(Beginning of Supplied entries)

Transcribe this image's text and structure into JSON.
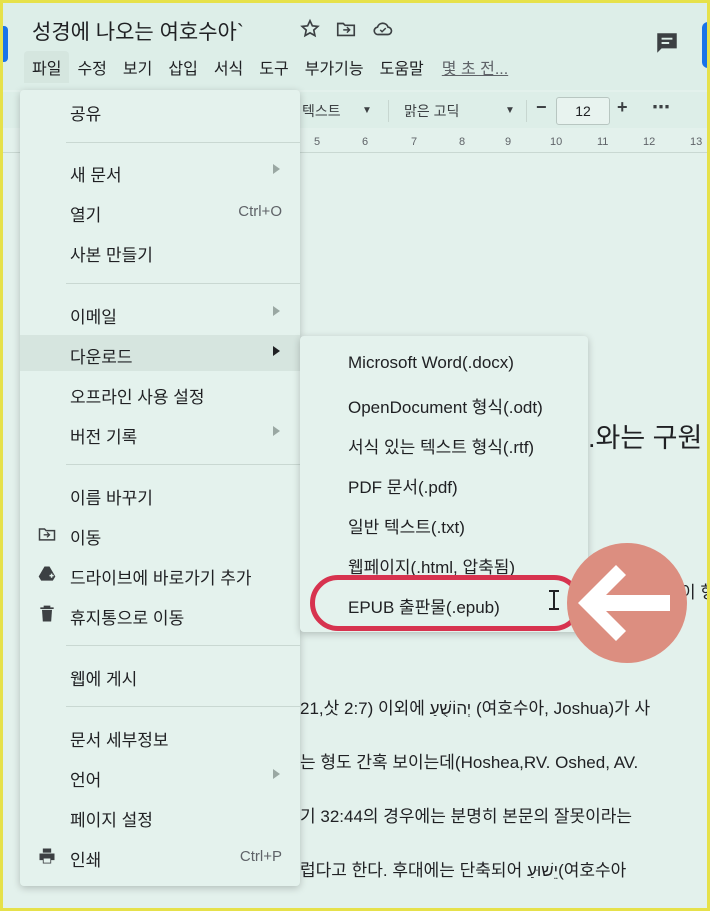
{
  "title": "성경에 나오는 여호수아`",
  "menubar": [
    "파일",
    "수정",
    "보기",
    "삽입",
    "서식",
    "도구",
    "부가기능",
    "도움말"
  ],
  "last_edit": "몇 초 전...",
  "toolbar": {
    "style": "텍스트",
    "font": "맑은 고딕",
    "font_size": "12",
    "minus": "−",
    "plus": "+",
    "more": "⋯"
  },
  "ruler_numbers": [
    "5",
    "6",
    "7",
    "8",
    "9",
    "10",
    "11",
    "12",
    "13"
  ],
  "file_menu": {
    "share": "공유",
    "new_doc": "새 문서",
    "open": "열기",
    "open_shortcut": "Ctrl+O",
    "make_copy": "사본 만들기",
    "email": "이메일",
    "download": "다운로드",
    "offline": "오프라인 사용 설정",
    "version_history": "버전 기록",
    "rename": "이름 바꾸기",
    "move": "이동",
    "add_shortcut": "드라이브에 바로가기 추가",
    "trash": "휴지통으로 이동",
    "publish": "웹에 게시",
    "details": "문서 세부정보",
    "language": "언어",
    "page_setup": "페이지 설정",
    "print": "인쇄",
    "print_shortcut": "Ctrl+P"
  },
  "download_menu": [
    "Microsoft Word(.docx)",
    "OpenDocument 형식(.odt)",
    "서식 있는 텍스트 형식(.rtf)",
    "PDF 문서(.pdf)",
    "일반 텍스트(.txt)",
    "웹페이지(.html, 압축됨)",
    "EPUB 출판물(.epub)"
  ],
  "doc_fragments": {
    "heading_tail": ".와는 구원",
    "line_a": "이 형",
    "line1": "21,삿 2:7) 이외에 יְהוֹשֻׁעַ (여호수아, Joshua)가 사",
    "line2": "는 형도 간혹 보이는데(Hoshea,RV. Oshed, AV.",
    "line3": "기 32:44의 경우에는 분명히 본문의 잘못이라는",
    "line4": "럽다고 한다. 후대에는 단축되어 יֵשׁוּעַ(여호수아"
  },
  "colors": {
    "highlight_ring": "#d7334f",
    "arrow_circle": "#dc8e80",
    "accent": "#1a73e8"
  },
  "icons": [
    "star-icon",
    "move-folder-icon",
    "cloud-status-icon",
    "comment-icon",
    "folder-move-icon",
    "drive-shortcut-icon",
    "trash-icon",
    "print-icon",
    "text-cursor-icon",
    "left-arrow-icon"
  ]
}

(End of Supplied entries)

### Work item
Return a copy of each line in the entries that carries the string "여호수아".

### Expected output
  "title": "성경에 나오는 여호수아`",
    "line1": "21,삿 2:7) 이외에 יְהוֹשֻׁעַ (여호수아, Joshua)가 사",
    "line4": "럽다고 한다. 후대에는 단축되어 יֵשׁוּעַ(여호수아"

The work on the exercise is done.